One week after a thrilling scene unfolded at Folsom Field, with the Buffs rallying for a 34-31 overtime win against Nebraska that touched off a jubilant on-field celebration for players and fans alike, the visit by Air Force is perhaps a good moment to take a deep breath and remember, at the end of the day, it’s still just a game.

The folks lining up across from the Buffs Saturday morning no doubt will pour every ounce of spirit and energy they own into each and every play. Soon, though, most will move on to bigger, more important duties. Some of those duties will involve putting their lives on the line for the red, white and blue. For our country. In another era, anti-war protestors didn’t differentiate their ire between the policy-makers and the foot soldiers — in this case, the cadets — tasked with carrying out those policies. It led to myriad ugly incidents at the games, around campus, and around town.

Nothing that transpires this weekend will erase the ugliness that forced the end of a series being renewed for the first time in 45 years. But Buffs fans have it in their power to write a new chapter.

If you see a cadet around campus or the stadium, shake his or her hand. Tell them thank you. Wish them safety and good fortune in whatever endeavors come next in service to our country. When the game is over, regardless of the score, give those Falcons a round of applause. It’s the very least anyone can do.
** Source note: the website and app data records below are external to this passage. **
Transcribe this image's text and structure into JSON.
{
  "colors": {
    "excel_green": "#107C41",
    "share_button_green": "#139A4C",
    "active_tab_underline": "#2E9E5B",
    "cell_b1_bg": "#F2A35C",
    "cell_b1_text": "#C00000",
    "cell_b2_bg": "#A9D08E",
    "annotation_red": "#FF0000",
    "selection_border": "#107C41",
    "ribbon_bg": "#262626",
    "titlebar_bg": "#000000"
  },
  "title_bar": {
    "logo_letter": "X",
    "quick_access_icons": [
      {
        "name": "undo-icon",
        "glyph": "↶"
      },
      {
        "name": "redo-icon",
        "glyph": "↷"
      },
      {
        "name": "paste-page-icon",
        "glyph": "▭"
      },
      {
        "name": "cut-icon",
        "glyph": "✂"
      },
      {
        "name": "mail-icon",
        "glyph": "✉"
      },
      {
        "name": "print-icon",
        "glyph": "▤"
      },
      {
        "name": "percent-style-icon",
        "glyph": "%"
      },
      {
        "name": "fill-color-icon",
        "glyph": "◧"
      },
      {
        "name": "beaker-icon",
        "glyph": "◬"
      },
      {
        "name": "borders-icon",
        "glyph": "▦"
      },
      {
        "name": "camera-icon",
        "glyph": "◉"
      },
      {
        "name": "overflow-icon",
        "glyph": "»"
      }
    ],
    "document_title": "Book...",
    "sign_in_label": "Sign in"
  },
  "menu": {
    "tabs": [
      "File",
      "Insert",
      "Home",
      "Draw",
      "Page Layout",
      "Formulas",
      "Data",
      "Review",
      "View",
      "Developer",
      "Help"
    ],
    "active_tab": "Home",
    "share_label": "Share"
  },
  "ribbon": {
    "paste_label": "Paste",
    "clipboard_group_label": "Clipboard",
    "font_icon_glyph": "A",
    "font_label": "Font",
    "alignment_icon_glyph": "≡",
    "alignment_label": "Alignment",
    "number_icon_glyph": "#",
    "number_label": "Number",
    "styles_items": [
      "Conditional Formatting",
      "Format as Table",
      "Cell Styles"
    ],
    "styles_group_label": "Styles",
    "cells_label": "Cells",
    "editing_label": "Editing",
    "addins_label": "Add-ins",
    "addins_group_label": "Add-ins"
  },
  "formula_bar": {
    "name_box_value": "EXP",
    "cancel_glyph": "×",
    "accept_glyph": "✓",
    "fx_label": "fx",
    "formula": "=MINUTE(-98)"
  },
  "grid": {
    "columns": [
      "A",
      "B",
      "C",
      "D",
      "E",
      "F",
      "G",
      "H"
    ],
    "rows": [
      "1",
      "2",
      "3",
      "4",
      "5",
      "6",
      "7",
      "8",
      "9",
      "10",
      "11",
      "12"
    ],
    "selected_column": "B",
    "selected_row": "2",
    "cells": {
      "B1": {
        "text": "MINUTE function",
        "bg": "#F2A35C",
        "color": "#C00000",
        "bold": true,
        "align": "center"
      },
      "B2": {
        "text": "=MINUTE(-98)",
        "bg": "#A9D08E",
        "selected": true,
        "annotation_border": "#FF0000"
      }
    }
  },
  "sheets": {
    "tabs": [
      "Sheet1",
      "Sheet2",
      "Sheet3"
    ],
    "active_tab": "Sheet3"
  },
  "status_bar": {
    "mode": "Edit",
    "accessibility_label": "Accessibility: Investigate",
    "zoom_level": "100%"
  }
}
Now, on to the football.

It will be interesting to see how the Mel Tucker-led Buffs respond after last week’s emotional comeback. Air Force plays tough against anyone and everyone, and the Falcons run their option attack with such speed and efficiency it can cause headaches for any defense. It was telling when Tucker admitted during the preseason his Buffs were spending a portion of each practice prepping for AFA’s option — a rare departure for the typical coach speak of we’re-not-looking-past-our-next-foe.

This matchup is where the mental toughness Tucker has attempted to infuse into the CU program could come to the forefront. Certainly it was on display during the comeback against the Cornhuskers, but it also was during last year’s stirring win at Nebraska. A year ago the Buffs weren’t tasked with immediately repeating that performance against a challenging foe — CU returned home and hardly needed to break a sweat in dismantling FCS-level New Hampshire 45-14. And the seven-game losing streak soon to follow that spelled the end of the Mike MacIntyre coaching tenure showcased the absolute antithesis of mental toughness.

Backing the Nebraska win with another sharp performance would set the Buffs up well for the start of Pac-12 Conference play, as CU begins the league slate with the two most favorable matchups on its Pac-12 schedule in Arizona State and Arizona.

But first the Buffs must repel the Air Force assault. With respect all around.